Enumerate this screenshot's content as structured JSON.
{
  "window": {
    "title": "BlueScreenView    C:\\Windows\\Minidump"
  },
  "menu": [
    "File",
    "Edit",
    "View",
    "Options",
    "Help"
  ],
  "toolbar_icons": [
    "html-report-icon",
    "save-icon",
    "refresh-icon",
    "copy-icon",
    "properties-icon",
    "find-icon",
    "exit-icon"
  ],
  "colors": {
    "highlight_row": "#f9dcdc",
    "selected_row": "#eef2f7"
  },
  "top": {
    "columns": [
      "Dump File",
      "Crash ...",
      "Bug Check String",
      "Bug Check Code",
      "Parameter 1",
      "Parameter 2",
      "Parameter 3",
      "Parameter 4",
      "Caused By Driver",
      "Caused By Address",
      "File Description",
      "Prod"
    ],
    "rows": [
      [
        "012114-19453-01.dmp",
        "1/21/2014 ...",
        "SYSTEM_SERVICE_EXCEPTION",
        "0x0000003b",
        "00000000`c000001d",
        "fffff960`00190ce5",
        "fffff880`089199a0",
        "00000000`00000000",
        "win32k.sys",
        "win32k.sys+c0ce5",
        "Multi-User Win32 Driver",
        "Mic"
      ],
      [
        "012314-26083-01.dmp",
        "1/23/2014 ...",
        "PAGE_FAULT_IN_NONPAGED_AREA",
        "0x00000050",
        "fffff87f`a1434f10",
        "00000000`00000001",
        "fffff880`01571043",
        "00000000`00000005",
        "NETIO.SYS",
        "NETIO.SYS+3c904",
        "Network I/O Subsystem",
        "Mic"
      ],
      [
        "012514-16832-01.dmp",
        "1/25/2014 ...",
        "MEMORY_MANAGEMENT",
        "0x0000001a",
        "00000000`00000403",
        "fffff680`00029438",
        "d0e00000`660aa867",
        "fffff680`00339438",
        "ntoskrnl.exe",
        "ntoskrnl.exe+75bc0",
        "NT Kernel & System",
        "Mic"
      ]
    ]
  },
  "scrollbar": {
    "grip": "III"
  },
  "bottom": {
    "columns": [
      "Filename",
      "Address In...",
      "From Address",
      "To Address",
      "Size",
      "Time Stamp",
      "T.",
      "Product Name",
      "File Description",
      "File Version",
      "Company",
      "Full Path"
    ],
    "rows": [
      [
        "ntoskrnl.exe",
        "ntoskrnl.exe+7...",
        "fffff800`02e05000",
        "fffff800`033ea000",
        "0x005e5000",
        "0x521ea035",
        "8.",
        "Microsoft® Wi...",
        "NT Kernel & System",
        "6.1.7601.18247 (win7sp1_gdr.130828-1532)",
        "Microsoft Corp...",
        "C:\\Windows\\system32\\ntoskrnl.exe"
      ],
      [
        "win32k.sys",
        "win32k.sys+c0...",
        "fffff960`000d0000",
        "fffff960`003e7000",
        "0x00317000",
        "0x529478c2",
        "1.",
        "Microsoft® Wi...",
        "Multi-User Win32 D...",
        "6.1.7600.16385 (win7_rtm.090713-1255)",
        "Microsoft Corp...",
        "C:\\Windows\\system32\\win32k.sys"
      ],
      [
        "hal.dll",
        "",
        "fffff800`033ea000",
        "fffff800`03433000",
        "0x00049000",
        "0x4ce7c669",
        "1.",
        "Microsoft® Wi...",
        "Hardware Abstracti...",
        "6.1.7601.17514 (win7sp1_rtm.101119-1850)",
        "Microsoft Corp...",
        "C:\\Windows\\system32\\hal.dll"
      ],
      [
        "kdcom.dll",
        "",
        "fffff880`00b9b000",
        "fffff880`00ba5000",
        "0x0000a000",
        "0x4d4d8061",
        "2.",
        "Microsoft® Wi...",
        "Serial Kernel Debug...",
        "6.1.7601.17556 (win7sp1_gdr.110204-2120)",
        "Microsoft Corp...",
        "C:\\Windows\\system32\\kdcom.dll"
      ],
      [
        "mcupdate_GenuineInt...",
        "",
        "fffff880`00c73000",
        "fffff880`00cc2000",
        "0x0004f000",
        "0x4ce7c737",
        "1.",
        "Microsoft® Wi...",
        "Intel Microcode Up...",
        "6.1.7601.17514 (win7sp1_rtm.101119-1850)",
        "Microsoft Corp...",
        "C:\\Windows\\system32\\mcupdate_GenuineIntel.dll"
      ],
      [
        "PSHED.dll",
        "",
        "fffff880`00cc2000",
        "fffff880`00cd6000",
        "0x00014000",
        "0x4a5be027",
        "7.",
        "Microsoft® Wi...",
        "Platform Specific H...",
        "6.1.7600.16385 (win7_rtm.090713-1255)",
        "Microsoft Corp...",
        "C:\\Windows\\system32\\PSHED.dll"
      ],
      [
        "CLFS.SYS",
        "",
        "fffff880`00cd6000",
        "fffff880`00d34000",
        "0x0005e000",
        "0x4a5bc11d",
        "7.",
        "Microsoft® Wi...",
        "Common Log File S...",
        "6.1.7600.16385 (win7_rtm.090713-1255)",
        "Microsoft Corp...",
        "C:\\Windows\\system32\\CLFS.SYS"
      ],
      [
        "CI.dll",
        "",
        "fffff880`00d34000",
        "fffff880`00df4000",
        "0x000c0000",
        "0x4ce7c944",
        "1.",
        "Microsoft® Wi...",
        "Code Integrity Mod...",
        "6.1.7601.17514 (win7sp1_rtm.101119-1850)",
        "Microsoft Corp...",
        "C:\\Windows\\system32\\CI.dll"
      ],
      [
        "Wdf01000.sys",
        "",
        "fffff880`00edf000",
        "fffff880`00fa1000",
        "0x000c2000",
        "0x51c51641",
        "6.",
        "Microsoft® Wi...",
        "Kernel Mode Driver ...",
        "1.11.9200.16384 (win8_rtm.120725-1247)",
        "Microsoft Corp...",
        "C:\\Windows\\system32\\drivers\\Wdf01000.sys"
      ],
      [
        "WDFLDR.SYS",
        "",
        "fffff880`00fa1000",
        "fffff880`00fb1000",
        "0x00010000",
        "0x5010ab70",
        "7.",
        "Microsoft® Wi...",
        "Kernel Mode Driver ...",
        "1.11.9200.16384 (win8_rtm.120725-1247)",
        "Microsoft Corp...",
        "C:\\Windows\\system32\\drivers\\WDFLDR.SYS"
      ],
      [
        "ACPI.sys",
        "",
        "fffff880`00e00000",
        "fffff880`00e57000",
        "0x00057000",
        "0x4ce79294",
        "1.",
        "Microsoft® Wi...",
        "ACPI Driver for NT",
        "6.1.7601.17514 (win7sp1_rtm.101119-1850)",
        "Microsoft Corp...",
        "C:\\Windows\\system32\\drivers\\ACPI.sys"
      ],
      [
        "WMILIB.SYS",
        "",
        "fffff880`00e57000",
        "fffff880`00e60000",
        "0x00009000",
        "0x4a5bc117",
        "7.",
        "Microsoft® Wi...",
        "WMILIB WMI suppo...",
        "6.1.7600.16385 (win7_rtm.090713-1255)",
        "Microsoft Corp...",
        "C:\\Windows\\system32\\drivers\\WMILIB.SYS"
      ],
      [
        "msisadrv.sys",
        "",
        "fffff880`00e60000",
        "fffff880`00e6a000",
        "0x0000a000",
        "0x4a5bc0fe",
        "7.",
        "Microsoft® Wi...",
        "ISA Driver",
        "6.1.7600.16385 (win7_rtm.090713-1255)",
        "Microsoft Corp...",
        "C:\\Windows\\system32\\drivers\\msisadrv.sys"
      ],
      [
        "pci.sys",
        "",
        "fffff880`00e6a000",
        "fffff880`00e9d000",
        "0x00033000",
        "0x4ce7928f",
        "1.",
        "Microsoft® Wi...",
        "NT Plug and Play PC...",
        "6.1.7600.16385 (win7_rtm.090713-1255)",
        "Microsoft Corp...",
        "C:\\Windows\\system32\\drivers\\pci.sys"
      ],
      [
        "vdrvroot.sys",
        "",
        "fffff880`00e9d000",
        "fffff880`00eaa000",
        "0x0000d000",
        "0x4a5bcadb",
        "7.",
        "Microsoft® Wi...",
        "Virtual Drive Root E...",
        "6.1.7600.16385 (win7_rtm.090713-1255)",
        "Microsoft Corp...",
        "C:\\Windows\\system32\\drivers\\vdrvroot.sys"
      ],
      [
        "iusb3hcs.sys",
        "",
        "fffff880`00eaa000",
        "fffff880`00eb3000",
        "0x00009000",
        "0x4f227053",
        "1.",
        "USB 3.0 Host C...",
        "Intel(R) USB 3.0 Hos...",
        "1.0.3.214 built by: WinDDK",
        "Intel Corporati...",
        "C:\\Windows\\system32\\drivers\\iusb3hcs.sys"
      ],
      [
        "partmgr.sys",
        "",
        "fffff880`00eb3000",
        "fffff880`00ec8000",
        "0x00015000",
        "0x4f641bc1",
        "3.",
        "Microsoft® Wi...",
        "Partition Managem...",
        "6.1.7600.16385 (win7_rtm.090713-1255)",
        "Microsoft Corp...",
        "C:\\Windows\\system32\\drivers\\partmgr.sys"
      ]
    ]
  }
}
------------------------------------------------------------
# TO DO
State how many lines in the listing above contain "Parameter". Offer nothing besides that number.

# ANSWER BOX
4